■ What you will do ■
Only the pictures are to be left out; the listing itself is repeated exactly.

■ Exercise material ■
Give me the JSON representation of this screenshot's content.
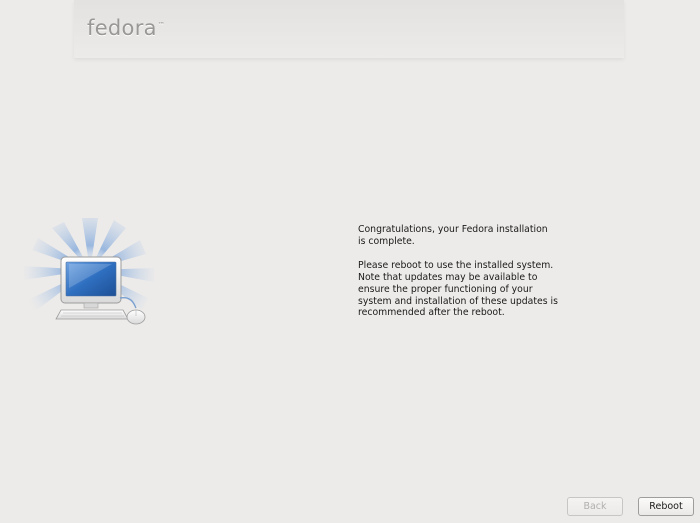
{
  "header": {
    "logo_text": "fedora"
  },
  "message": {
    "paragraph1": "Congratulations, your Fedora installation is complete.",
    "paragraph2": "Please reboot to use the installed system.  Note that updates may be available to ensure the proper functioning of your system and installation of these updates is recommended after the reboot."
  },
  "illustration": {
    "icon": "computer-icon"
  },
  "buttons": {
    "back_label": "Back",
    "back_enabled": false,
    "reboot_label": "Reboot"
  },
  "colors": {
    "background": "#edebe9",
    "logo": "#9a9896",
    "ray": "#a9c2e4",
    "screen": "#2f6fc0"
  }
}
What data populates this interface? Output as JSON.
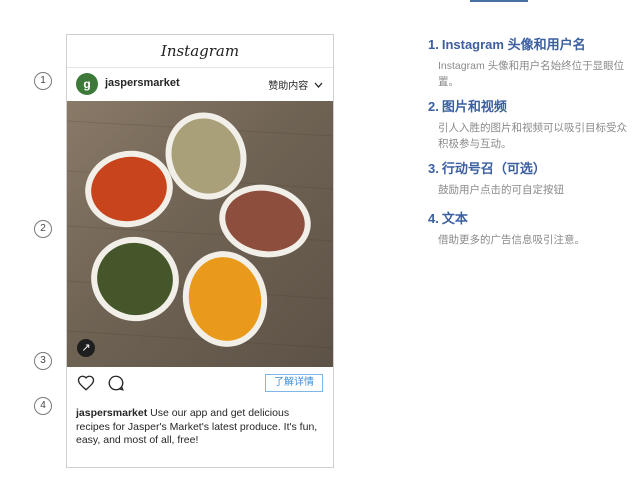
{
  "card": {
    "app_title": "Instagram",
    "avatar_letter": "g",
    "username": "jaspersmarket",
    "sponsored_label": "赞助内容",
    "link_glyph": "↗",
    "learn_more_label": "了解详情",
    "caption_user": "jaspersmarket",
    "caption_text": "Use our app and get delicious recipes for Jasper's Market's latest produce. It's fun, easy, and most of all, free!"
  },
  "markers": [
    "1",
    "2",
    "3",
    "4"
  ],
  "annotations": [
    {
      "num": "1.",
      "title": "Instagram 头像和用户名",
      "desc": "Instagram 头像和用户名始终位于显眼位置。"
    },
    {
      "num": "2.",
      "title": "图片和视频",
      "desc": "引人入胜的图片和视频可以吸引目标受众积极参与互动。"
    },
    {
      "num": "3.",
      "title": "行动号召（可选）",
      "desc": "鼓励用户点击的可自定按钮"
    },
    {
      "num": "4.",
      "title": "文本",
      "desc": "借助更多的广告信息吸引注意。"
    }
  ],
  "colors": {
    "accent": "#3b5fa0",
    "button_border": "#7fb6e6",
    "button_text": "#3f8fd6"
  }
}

■ Written reply ■
Give me the JSON representation of this screenshot's content.
{
  "header": {
    "logo_text": "fedora"
  },
  "message": {
    "paragraph1": "Congratulations, your Fedora installation is complete.",
    "paragraph2": "Please reboot to use the installed system.  Note that updates may be available to ensure the proper functioning of your system and installation of these updates is recommended after the reboot."
  },
  "illustration": {
    "icon": "computer-icon"
  },
  "buttons": {
    "back_label": "Back",
    "back_enabled": false,
    "reboot_label": "Reboot"
  },
  "colors": {
    "background": "#edebe9",
    "logo": "#9a9896",
    "ray": "#a9c2e4",
    "screen": "#2f6fc0"
  }
}
What data populates this interface? Output as JSON.
{
  "card": {
    "app_title": "Instagram",
    "avatar_letter": "g",
    "username": "jaspersmarket",
    "sponsored_label": "赞助内容",
    "link_glyph": "↗",
    "learn_more_label": "了解详情",
    "caption_user": "jaspersmarket",
    "caption_text": "Use our app and get delicious recipes for Jasper's Market's latest produce. It's fun, easy, and most of all, free!"
  },
  "markers": [
    "1",
    "2",
    "3",
    "4"
  ],
  "annotations": [
    {
      "num": "1.",
      "title": "Instagram 头像和用户名",
      "desc": "Instagram 头像和用户名始终位于显眼位置。"
    },
    {
      "num": "2.",
      "title": "图片和视频",
      "desc": "引人入胜的图片和视频可以吸引目标受众积极参与互动。"
    },
    {
      "num": "3.",
      "title": "行动号召（可选）",
      "desc": "鼓励用户点击的可自定按钮"
    },
    {
      "num": "4.",
      "title": "文本",
      "desc": "借助更多的广告信息吸引注意。"
    }
  ],
  "colors": {
    "accent": "#3b5fa0",
    "button_border": "#7fb6e6",
    "button_text": "#3f8fd6"
  }
}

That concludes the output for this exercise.